The impact of folkloric dance and performance on Mexican cultural politics and national identity.
The years between 1910 and 1940 were formative for Mexico, with the ouster of Porfirio Díaz, the subsequent revolution, and the creation of the new state. Amid the upheaval, Mexican dance emerged as a key arena of contestation regarding what it meant to be Mexican. Through an analysis of written, photographic, choreographic, and cinematographic renderings of a festive Mexico, Choreographing Mexico examines how bodies in motion both performed and critiqued the nation.
Manuel Cuellar details the integration of Indigenous and regional dance styles into centennial celebrations, civic festivals, and popular films. Much of the time, this was a top-down affair, with cultural elites seeking to legitimate a hegemonic national character by incorporating traces of indigeneity. Yet dancers also used their moving bodies to challenge the official image of a Mexico full of manly vigor and free from racial and ethnic divisions. At home and abroad, dancers made nuanced articulations of female, Indigenous, Black, and even queer renditions of the nation. Cuellar reminds us of the ongoing political significance of movement and embodied experience, as folklórico maintains an important and still-contested place in Mexican and Mexican American identity today.
"Manuel Cuellar’s Choreographing Mexico, a wonderfully nuanced study of corporeal movement in a myriad of cultural texts that feature festive performances, convincingly argues that embodiment and choreography, not just discursive, literary, and visual practices, helped shaped modern Mexico.
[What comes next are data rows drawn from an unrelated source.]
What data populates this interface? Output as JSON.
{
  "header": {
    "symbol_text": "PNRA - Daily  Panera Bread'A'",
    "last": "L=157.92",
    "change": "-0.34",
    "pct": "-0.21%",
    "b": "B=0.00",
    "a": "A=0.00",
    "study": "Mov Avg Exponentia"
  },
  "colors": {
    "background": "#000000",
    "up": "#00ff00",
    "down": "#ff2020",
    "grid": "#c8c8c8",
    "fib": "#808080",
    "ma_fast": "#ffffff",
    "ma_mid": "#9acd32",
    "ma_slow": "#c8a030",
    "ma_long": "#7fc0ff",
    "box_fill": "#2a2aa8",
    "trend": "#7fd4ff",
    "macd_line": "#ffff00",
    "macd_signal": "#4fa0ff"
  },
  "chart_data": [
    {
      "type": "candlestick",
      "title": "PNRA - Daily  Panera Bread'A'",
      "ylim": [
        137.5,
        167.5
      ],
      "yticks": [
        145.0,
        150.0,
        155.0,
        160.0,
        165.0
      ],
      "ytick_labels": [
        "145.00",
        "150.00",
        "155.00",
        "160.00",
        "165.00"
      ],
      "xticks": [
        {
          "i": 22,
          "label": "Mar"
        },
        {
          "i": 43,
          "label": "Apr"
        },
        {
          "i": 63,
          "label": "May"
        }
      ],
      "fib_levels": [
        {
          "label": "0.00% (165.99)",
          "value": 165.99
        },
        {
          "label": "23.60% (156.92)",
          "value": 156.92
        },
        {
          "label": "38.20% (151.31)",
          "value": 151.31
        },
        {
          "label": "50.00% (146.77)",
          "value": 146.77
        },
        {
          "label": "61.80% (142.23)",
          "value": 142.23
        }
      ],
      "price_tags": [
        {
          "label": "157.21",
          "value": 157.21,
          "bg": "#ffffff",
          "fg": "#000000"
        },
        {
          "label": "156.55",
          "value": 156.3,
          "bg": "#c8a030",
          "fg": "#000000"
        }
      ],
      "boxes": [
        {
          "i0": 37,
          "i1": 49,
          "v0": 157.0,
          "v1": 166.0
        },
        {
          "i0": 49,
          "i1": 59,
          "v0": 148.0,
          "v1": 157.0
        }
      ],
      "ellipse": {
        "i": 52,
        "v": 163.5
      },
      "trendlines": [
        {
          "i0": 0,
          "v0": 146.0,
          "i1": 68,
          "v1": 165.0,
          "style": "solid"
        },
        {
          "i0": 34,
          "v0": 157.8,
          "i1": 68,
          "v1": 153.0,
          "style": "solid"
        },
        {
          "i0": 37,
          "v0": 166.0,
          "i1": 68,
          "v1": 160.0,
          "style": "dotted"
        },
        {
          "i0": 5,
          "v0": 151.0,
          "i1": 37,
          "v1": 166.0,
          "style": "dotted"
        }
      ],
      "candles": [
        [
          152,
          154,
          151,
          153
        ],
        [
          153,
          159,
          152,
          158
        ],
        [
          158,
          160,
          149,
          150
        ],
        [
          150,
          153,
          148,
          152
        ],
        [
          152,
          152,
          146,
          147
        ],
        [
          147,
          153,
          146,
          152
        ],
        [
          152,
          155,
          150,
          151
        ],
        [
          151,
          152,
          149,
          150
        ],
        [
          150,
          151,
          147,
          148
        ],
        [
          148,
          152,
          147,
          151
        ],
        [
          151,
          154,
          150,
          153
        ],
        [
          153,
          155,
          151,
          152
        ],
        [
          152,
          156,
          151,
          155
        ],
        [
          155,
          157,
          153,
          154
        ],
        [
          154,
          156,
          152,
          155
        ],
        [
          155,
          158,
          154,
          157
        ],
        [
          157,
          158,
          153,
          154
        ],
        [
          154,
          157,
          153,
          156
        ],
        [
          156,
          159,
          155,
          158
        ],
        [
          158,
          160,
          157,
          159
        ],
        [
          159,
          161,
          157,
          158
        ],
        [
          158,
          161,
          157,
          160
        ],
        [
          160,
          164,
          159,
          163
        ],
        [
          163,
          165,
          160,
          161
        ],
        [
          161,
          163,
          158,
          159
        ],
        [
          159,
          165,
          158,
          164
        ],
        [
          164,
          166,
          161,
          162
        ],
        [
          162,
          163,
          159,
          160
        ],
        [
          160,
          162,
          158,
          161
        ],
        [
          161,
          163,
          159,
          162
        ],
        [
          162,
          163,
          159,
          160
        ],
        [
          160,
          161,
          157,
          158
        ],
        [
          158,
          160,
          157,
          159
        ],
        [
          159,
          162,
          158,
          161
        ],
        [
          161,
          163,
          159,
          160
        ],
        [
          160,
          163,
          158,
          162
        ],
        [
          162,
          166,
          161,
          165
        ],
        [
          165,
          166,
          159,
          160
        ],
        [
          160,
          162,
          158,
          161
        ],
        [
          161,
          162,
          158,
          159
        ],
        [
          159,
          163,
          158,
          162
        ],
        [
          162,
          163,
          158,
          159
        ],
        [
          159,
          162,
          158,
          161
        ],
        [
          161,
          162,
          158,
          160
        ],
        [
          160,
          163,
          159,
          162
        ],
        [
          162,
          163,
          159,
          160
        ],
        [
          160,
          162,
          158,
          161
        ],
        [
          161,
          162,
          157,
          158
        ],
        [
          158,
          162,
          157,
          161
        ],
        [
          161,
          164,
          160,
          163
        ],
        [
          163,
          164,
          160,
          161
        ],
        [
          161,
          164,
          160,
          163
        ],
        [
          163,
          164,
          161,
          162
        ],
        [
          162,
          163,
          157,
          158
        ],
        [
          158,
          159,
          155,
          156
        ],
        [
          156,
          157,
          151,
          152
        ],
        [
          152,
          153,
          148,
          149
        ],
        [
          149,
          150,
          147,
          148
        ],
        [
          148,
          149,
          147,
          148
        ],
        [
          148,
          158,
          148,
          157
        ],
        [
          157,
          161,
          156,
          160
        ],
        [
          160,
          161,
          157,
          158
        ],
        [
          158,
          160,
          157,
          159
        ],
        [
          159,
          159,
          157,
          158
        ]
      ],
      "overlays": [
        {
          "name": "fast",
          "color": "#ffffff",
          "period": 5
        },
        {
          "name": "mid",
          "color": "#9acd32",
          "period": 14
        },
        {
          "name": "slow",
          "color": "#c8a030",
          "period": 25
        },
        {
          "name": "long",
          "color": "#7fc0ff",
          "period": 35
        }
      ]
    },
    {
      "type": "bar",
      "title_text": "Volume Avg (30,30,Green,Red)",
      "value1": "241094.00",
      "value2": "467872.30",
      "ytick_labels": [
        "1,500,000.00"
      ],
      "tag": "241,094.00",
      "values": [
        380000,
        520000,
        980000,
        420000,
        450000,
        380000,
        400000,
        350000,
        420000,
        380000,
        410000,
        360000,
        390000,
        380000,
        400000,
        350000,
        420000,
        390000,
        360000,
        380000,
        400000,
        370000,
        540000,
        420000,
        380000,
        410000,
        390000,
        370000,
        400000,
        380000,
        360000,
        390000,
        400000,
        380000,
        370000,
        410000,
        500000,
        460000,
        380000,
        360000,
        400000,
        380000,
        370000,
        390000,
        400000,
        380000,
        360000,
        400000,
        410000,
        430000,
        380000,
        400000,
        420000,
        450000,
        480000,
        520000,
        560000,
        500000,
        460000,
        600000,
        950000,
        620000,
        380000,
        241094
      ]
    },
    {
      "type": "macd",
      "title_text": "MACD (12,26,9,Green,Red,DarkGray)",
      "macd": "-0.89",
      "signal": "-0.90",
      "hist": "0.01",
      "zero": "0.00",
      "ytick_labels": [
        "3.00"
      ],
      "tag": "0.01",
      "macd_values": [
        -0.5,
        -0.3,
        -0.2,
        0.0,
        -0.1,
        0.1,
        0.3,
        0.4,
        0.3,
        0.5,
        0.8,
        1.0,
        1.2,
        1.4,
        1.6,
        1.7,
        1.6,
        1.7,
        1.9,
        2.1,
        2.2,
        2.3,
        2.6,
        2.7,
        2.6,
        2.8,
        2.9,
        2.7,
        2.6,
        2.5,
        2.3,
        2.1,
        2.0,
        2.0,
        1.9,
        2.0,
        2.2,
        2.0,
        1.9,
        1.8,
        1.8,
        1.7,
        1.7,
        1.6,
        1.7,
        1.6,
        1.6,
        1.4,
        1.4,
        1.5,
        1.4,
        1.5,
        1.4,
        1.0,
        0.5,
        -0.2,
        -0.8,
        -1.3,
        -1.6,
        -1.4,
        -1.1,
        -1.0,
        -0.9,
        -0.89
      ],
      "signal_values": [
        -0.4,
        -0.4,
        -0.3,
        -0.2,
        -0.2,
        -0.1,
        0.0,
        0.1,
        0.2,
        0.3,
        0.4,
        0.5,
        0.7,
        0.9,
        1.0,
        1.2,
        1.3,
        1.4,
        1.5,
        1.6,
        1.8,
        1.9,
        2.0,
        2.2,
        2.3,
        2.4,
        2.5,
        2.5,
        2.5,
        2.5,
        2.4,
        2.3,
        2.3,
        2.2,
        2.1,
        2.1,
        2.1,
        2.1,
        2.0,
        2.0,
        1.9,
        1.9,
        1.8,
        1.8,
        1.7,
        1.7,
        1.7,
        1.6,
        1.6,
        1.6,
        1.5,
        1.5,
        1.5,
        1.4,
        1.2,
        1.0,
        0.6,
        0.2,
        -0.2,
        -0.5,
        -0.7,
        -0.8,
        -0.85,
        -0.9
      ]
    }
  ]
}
This much-welcomed addition to cultural studies of Mexican nationalism is an admirably choreographed set of alternate readings of lo mexicano that center the human body (dancing and gestures) as a principal site of nation-formation; because Cuellar possesses an attentive queer lens that allows him to read excess, however, he is able to demonstrate that these examined public embodied performances evince cracks in our hegemonic understanding of nation."
Laura G. Gutiérrez, UT Austin, author of Performing Mexicanidad: Vendidas y Cabareteras on the Transnational Stage
"Simply extraordinary. Cuellar examines primary sources as diverse as nineteenth-century periodicals, film, dance, interviews, and contemporary art performance, making this mandatory reading for scholars on Mexico now and in the future. Cuellar does a spectacular job of rescuing folklórico from its oft-maligned status as an accomplice to the state’s meaning-making nationalist apparatus: the critical exposition of this performative and dance history, alongside the ways in which it continues to make sense for Mexicans and Mexican-Americans, Latinx and queer communities today, is an exceptional and necessary intervention for the history of Mexican and Latinx arts."
B. Christine Arce, University of Miami, author of México's Nobodies: The Cultural Legacy of the Soldadera and Afro-Mexican Women